India Strives to Attract Foreign Investment in New Budget

March 10, 2015

The Indian government announced several changes to their tax code on February 28th as part of the 2015-2016 budget. Along with a corporate income tax rate reduction, the budget attempts to remove many impediments to foreign investment. These measures are part of Prime Minister Narendra Modi’s “Make in India” campaign, which aims to increase manufacturing in India.

To achieve the goal, the new budget calls for:

  • A two-year delayed of the General Anti-Avoidance Rules (GAAR), which were slated to start on April 1st of this year. The delay is one year less than the three-year delay recommended.
  • Procedural changes in the courts, which includes updated bankruptcy rules and faster dispute resolution of public contracts.
  • A restriction in the scope of the retrospective tax, an indirect transfer tax on the sale of Indian assets.
  • Extending pass-through status to specific investment funds and modifies the permanent establishment rules for fund managers.
  • An increase in the application amount of Advance Pricing Agreements (APA) from 50 million rupees (~US$810,000) to 200 million rupees (~US$3.25 million).
  • A reduction of custom duties on raw materials and intermediate goods.
  • Abolishing the patchwork of federal and state indirect taxes in favor of a unified goods and service tax (GST).
  • Replacing the 1% wealth tax with a 7% surtax on income for companies with incomes between 10 million rupees (~US$163,000) and 100 million rupees (~US$1.63 million).
  • A phased reduction of the corporate income tax rate from 30% to 25%. For companies within the surtax range, the effective tax rate is 32%.

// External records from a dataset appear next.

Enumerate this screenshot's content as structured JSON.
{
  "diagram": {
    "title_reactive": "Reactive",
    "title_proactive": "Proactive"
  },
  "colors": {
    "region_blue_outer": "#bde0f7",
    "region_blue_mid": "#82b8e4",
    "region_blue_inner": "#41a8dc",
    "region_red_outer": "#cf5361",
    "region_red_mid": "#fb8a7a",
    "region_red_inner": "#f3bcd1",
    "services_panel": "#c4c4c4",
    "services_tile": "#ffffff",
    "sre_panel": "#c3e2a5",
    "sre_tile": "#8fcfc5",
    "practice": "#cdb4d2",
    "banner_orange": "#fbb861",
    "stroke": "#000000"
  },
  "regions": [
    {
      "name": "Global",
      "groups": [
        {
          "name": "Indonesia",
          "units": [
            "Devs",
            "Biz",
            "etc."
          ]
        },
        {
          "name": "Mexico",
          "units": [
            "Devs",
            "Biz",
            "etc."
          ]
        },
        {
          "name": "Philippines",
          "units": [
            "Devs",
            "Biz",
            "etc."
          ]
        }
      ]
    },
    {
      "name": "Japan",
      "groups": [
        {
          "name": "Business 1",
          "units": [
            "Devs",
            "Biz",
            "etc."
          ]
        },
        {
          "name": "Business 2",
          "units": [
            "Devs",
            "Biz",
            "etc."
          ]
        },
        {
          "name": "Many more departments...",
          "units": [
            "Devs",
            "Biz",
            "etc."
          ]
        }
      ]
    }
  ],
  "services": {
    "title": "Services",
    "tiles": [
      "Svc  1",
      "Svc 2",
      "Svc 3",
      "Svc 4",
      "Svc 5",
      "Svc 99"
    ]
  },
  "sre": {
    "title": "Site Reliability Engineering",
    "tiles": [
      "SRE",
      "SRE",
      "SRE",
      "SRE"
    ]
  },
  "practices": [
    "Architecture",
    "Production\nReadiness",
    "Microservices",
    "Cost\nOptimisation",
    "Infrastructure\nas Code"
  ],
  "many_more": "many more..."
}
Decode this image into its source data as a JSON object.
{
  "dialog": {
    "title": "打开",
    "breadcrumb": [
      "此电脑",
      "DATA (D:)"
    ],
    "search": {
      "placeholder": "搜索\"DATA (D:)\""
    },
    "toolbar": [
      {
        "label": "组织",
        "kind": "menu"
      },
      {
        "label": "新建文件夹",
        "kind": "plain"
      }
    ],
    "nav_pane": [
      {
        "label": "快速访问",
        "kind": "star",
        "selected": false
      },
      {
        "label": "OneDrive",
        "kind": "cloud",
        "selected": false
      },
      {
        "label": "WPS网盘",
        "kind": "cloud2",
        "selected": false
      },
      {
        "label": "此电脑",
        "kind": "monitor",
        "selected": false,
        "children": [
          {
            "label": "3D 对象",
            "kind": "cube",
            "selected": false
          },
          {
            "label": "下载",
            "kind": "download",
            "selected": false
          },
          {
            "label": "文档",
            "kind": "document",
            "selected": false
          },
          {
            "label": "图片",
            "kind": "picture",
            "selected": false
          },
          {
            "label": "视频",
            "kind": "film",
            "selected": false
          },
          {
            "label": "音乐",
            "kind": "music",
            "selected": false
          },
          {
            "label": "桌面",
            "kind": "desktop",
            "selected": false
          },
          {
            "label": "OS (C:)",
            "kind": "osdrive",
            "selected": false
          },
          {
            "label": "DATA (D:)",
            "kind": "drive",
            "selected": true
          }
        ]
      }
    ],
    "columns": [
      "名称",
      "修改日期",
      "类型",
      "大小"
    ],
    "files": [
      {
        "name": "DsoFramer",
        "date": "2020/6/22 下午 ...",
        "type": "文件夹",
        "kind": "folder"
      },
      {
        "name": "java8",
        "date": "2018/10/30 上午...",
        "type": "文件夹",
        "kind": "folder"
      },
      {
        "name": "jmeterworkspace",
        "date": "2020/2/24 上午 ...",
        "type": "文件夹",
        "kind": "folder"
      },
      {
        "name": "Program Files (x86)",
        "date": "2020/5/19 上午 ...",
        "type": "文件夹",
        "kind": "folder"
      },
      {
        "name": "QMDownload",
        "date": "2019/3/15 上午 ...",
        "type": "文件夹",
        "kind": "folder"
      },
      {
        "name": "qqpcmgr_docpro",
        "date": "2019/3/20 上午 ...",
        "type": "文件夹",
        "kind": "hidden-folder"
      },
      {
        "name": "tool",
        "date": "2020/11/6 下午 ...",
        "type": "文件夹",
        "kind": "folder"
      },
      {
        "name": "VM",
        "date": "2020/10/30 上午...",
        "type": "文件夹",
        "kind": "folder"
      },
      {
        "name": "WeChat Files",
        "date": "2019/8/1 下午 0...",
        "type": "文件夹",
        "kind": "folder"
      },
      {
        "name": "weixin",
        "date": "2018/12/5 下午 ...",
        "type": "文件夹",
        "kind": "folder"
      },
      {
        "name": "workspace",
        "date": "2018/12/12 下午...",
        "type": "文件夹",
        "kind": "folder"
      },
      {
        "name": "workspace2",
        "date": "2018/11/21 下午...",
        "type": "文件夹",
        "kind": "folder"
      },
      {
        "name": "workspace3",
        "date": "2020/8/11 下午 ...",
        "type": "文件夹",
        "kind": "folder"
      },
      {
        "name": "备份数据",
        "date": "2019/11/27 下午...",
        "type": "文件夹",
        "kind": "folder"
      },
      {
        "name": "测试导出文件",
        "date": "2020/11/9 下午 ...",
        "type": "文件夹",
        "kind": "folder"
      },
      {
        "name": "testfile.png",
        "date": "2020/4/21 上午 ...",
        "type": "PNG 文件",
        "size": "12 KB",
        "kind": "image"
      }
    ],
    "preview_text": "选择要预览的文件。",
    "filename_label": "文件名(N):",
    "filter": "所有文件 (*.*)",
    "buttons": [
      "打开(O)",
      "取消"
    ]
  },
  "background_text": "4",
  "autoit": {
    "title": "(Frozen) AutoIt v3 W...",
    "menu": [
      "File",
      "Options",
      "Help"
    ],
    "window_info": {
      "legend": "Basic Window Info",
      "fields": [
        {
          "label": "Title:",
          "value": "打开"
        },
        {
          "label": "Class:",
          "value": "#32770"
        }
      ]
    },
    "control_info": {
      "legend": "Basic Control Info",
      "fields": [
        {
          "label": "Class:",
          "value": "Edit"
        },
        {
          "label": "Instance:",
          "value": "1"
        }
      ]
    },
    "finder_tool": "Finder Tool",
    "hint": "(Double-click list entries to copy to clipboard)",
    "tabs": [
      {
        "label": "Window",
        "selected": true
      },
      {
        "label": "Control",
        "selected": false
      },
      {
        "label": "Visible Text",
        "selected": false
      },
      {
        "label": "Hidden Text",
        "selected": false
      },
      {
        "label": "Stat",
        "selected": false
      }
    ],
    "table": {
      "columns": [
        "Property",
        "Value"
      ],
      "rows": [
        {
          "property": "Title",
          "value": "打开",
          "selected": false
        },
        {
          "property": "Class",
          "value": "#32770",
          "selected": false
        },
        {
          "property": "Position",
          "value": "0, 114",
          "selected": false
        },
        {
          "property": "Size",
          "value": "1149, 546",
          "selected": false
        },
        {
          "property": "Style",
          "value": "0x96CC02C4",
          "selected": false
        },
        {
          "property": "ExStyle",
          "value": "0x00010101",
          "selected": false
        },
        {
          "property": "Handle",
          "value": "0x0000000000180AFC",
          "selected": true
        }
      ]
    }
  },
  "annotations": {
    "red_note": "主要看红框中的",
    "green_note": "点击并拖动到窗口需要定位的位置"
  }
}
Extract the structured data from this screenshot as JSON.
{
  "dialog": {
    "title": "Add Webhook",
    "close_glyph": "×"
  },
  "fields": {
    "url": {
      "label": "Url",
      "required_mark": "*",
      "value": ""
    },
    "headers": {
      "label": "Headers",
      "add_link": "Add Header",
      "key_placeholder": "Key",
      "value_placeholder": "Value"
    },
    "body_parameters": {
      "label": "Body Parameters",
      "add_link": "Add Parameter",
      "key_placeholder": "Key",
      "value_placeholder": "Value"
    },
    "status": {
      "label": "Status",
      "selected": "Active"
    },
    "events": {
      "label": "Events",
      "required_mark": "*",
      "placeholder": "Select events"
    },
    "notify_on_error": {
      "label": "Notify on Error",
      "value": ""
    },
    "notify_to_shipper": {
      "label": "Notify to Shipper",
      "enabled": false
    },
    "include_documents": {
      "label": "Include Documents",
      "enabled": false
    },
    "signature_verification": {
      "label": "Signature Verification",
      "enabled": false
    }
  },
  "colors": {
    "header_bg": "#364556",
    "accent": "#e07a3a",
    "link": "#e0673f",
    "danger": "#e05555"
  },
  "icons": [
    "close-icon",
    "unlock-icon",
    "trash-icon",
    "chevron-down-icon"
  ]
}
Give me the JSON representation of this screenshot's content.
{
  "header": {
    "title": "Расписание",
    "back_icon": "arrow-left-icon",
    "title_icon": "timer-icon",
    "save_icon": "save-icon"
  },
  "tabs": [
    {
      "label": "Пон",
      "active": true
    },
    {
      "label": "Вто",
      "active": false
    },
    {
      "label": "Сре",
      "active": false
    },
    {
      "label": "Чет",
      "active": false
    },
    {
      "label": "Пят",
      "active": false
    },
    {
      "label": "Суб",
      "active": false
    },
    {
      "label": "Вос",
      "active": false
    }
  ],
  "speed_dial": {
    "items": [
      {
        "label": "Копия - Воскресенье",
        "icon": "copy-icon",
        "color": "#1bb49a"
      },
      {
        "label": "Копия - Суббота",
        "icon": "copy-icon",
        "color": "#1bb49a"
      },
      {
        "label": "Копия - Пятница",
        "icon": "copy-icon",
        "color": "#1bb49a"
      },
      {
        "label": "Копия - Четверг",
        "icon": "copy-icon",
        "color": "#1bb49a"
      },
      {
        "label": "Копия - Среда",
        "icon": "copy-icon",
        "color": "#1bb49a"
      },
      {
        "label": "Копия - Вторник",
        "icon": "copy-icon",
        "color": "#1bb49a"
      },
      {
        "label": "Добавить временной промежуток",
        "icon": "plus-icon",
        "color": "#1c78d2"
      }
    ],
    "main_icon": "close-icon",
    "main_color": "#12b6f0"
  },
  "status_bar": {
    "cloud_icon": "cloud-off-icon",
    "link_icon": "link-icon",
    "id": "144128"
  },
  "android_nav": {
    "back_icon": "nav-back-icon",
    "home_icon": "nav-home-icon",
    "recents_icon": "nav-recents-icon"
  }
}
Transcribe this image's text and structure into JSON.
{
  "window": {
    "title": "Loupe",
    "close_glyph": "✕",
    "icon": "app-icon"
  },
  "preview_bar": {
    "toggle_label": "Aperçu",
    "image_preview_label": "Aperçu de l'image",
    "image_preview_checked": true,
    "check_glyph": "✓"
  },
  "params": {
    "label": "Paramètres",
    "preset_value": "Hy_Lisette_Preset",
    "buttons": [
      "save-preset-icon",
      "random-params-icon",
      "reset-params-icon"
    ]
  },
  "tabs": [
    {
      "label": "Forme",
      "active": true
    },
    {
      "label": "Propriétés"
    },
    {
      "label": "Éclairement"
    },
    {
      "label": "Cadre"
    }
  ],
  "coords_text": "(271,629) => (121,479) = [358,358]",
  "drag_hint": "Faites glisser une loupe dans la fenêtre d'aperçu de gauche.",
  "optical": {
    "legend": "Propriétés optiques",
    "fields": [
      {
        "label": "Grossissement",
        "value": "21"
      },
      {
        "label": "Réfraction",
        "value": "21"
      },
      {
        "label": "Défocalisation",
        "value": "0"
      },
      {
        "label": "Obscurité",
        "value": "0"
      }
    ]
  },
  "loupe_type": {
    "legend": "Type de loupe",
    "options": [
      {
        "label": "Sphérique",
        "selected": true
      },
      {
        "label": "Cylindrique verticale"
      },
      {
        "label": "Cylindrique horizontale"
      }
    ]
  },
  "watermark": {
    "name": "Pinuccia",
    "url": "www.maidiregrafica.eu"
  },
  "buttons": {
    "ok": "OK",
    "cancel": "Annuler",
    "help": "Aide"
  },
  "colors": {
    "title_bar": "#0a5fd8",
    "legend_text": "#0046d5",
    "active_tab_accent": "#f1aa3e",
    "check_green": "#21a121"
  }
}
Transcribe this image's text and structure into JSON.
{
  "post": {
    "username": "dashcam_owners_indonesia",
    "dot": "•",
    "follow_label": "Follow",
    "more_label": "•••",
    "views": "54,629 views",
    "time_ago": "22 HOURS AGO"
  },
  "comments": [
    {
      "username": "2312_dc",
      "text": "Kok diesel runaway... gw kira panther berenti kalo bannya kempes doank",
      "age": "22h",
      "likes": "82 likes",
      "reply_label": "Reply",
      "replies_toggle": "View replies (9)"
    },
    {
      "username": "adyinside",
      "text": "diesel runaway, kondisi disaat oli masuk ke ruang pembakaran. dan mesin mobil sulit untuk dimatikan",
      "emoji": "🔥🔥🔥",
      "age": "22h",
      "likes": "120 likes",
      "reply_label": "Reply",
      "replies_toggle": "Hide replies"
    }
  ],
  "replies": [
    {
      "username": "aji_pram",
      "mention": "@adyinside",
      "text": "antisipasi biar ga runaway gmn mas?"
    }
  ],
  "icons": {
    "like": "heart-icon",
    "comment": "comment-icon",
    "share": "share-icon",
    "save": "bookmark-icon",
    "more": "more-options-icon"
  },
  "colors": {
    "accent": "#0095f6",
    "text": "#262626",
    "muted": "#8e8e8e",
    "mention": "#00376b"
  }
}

Many of the changes in the 2015 budget were recommendations from the Tax Administration Reform Commission (TARC), which was set up by the previous government in 2013. The TARC focused on lowering compliance cost for companies and streamlining tax disputes in the courts as a means of promoting foreign investment and economic growth.

These are much needed reforms according to the World Bank's Doing Business report, which ranks India as the worst of the BRIC countries to conduct business. India was ranked 142nd in the world for overall easy of doing business and 156th for its tax code.

Prime Minister Narendra Modi is hoping the tax provisions in the new budget, along with increased infrastructure spending, will fix many of the structural problems in the Indian economy. Modi has been touting that the “Make in India” push will propel the country from the projected growth rate of 6.5% to 8%.

Although this is a step in the right direction, there are concerns about how the provisions will be implemented and how to deal with a considerable backlog of transfer pricing agreements. Although markets are betting on India, it remains to be seen if Prime Minister Narendra Modi will realize the additional 1.5% growth.


Topics


Related Articles